Coming from someone who has made toolkits and guides used by absolutely no one to tens of thousands of people, here are some tips you can use to create and use guidance that will help people in their work and lives.
For anyone who has had the experience of making a toolkit, the need for guidance often arises out of a complex problem or set of circumstances. There are many kinds of toolkits and guides, but this set of tips is referring to a specific type of toolkit: One that helps define the issue/s at hand, pulls together information and resources to provide actionable ways for people to surmount a challenge or implement the best possible solutions.
Here’s an example of a toolkit in support of challenging conversations about education equity that I created for superintendents as part of my work with Region 16 Comprehensive Center.
It can be frustrating when a lot of work goes into this kind of resource, only to have a handful of downloads. It’s possible to prepare for high usage of the toolkit through four methods:
- Identify your primary and secondary audiences, and create it specifically for them.
- Include content people can copy, paste, and customize.
- Keep it simple, short, and accessible – not encyclopedic.
- Make a plan to revise after it’s been tested out.
Identify your primary and secondary audiences, and create it specifically for them.
Put yourself in the shoes of the person with the problem. Even better, talk to people with the problem about what they need and what they don’t need.
The first thought of a person who is dealing with, as an example, broken relationships over the topic of equity is not going to be “Where can I find a toolkit about this exact situation?” That person’s first thought is “Who do I know who really understands what I’m going through and can help me?” In other words, the person with the problem calls someone with knowledge, experience, power, and/or resources. And that is the person who needs the toolkit on hand.
People who regularly support the people with the problem will get the most out of the toolkit, and can even help write and review it to make it relevant to their needs and the needs of their colleagues, friends, and/or clients. In the context of this problem, it might be crisis communications professionals, association support staff, and state level education employees with a strong network.
Include content people can copy, paste, and customize.
Include useful content that will save them time, especially templates, messages, and other content that can help shape with and for the person or people with the problem to solve.
For example, in the toolkit about how to have challenging conversations about topics related to equity in a school community, include some conversation starters, a template letter to the school community, and remarks for a school leader to use at a public meeting. All can be modified to fit the unique issue and the specific context of the local community.
Keep it simple, short, and accessible – not encyclopedic.

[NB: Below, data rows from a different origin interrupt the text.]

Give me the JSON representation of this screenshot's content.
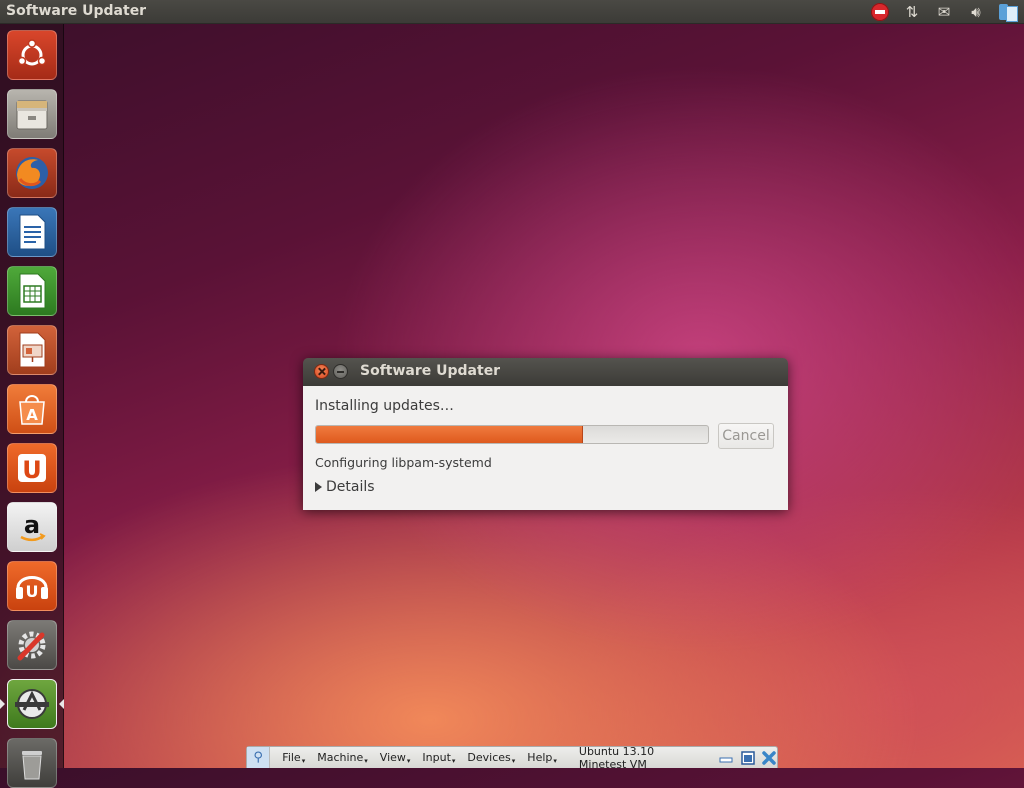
{
  "top_panel": {
    "title": "Software Updater",
    "tray_icons": [
      "stop-icon",
      "network-icon",
      "mail-icon",
      "volume-icon",
      "updates-icon"
    ]
  },
  "launcher": {
    "items": [
      {
        "name": "dash-home",
        "icon": "ubuntu-logo-icon"
      },
      {
        "name": "files",
        "icon": "file-cabinet-icon"
      },
      {
        "name": "firefox",
        "icon": "firefox-icon"
      },
      {
        "name": "libreoffice-writer",
        "icon": "writer-icon"
      },
      {
        "name": "libreoffice-calc",
        "icon": "calc-icon"
      },
      {
        "name": "libreoffice-impress",
        "icon": "impress-icon"
      },
      {
        "name": "ubuntu-software-center",
        "icon": "software-center-icon"
      },
      {
        "name": "ubuntu-one",
        "icon": "ubuntu-one-icon"
      },
      {
        "name": "amazon",
        "icon": "amazon-icon"
      },
      {
        "name": "ubuntu-one-music",
        "icon": "ubuntu-one-music-icon"
      },
      {
        "name": "system-settings",
        "icon": "settings-icon"
      },
      {
        "name": "software-updater",
        "icon": "software-updater-icon"
      },
      {
        "name": "trash",
        "icon": "trash-icon"
      }
    ]
  },
  "dialog": {
    "title": "Software Updater",
    "status": "Installing updates…",
    "progress": 0.68,
    "cancel_label": "Cancel",
    "activity": "Configuring libpam-systemd",
    "details_label": "Details"
  },
  "vbox_bar": {
    "menus": [
      "File",
      "Machine",
      "View",
      "Input",
      "Devices",
      "Help"
    ],
    "vm_name": "Ubuntu 13.10 Minetest VM"
  },
  "colors": {
    "accent_orange": "#dd4814",
    "panel_dark": "#3c3b37",
    "dialog_bg": "#f2f1f0"
  }
}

It’s so tempting to want to be comprehensive and address every possible circumstance or question that can arise. When the circumstances are chaotic, full of misinformation, and when people are at odds, it is tempting to try to solve that problem in the toolkit or guide. But a toolkit that is long and daunting is simply less likely to be used because it overwhelms people who are already in the midst of a difficult situation.
No document can solve a big cultural problem in any major way. So instead, it’s tempting to treat a toolkit like a receipt — proof that you understand the problem and did your best to take on the loudest critics. A toolkit that is a receipt is often more lengthy and less useful than a short document designed for the people who will actually use it. All the explanatory, argument-based text covering every foreseeable critique makes it less useful to them. The change is not the toolkit — the change is what happens after it gets used extensively.
Make a plan to revise.
Your toolkit likely has a shelf life of just a couple of months unless you’ve already made a plan to iterate and revise it. This will allow you to incorporate critical feedback, adjust as circumstances change, and add helpful information as situations change and arise. The toolkit linked earlier was revised after six months of use.
This type of iteration works best if the people writing and revising the toolkit have some serious overlap with the primary audience — the people using it are the ones writing or editing it (and being compensated fairly to do so). And those editors are getting direct feedback from the people they are supporting using the toolkit.
With this plan, you can count on getting more miles, use, and impact from your hard work. And if you wish you’d have thought of a few of these tips, lean into the last tip and make a revision with the first three in mind!
About the author
Jenni Kotting (she/her) is a Communications strategist with a PhD in Human Geography from University of Minnesota who believes in narrative shift as a brace for systemic change. She brings a decade of Communications experience in collaboratively producing strategic messaging, branding, storytelling, and innovative media through a strong racial and social justice lens. Find her at jkotting.com and torresmontoyakotting.com.